*TASK DESCRIPTION*.
Scan the records for the string "Howett" and copy every line that holds it.

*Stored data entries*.
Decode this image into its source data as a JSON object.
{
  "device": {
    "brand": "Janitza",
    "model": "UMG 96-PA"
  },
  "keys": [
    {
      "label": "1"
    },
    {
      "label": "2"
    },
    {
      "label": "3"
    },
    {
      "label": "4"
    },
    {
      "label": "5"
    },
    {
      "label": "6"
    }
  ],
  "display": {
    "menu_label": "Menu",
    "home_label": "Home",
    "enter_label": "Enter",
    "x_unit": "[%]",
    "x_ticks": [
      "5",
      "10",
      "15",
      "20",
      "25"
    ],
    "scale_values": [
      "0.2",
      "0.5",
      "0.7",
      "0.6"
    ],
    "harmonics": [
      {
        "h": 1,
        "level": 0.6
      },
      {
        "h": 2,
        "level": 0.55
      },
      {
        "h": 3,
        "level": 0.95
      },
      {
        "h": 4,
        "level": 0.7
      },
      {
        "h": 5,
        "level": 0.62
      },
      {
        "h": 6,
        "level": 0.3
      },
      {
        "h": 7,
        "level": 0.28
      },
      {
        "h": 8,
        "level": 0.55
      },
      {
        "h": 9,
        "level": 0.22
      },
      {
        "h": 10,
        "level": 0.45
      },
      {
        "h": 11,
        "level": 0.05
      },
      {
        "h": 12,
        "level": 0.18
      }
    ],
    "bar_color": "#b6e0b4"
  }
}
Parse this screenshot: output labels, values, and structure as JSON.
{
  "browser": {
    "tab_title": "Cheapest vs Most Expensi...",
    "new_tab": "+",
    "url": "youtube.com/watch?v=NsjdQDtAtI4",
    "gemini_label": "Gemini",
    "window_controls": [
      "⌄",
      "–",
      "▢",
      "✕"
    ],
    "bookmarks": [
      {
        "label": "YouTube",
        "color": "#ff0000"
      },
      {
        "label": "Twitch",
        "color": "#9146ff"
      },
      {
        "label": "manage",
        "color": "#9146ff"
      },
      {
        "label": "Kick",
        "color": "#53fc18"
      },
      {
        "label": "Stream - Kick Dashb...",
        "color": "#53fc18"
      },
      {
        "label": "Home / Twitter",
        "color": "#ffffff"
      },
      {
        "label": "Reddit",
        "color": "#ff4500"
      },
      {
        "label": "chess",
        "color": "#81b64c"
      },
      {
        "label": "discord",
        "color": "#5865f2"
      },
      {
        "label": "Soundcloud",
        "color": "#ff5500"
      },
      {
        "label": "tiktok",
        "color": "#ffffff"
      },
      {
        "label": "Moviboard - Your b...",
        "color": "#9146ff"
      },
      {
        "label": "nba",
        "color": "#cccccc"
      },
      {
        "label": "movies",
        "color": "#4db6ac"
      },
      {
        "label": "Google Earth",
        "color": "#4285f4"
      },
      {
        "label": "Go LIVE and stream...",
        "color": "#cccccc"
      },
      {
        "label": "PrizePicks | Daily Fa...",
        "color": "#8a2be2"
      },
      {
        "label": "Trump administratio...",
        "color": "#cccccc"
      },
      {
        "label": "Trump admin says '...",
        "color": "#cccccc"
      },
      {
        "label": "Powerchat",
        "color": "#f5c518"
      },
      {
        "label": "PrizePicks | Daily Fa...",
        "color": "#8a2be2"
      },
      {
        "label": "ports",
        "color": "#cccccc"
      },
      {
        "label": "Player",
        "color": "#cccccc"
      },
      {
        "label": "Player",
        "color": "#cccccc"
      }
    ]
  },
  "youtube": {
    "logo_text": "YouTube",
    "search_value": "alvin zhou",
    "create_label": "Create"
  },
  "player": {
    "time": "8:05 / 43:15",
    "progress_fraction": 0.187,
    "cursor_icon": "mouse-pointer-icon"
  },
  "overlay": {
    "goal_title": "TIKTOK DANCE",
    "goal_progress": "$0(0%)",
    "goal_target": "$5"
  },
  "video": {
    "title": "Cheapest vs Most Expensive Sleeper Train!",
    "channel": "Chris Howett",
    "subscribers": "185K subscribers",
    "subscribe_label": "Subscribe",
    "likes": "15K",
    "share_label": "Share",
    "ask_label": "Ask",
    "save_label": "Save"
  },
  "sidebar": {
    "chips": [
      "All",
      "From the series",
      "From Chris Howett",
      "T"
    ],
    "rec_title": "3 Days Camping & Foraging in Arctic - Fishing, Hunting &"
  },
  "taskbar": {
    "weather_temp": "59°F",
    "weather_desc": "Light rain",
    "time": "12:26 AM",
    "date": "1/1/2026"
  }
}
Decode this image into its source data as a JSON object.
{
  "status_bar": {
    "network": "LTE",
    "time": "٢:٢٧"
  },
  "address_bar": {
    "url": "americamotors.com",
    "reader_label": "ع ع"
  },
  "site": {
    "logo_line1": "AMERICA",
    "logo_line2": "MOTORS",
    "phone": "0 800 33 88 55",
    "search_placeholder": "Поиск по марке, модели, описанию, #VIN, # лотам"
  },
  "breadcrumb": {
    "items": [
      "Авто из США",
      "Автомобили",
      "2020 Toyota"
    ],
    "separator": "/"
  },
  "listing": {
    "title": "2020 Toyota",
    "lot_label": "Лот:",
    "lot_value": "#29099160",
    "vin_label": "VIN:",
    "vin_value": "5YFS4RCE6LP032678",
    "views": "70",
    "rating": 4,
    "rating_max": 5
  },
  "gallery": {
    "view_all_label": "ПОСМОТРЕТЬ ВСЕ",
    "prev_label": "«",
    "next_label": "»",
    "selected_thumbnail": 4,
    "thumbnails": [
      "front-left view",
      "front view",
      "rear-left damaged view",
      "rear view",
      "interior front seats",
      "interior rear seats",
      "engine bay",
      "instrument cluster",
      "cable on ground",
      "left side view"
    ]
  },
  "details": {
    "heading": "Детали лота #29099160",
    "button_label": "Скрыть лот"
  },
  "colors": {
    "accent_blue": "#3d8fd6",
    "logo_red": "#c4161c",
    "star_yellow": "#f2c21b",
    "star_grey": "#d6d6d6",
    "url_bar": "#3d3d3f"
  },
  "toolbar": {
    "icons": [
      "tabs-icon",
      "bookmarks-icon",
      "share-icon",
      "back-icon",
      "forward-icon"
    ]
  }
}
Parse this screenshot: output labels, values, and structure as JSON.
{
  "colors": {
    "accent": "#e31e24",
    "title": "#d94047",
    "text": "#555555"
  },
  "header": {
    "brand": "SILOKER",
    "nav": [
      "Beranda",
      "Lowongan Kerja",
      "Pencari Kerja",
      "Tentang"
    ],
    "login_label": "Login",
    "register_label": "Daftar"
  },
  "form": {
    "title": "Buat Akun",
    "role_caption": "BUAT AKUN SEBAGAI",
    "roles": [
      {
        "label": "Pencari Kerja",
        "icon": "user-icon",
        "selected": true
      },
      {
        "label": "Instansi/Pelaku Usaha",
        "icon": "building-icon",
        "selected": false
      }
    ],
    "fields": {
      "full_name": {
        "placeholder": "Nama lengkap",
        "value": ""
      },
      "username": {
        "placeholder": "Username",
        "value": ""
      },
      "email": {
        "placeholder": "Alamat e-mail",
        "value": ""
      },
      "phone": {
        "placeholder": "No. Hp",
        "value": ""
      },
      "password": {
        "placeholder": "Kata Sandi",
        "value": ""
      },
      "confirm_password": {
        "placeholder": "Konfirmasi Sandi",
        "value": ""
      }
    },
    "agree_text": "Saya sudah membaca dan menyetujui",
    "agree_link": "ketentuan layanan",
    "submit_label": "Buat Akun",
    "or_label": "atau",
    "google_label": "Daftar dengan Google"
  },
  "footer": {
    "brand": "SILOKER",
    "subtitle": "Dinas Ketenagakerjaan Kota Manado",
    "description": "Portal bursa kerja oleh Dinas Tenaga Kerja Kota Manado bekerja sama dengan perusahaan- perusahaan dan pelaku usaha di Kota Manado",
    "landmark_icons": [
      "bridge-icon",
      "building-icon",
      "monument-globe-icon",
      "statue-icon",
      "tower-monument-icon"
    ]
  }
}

*REPLY TO THE TASK*.
    "channel": "Chris Howett",
      "From Chris Howett",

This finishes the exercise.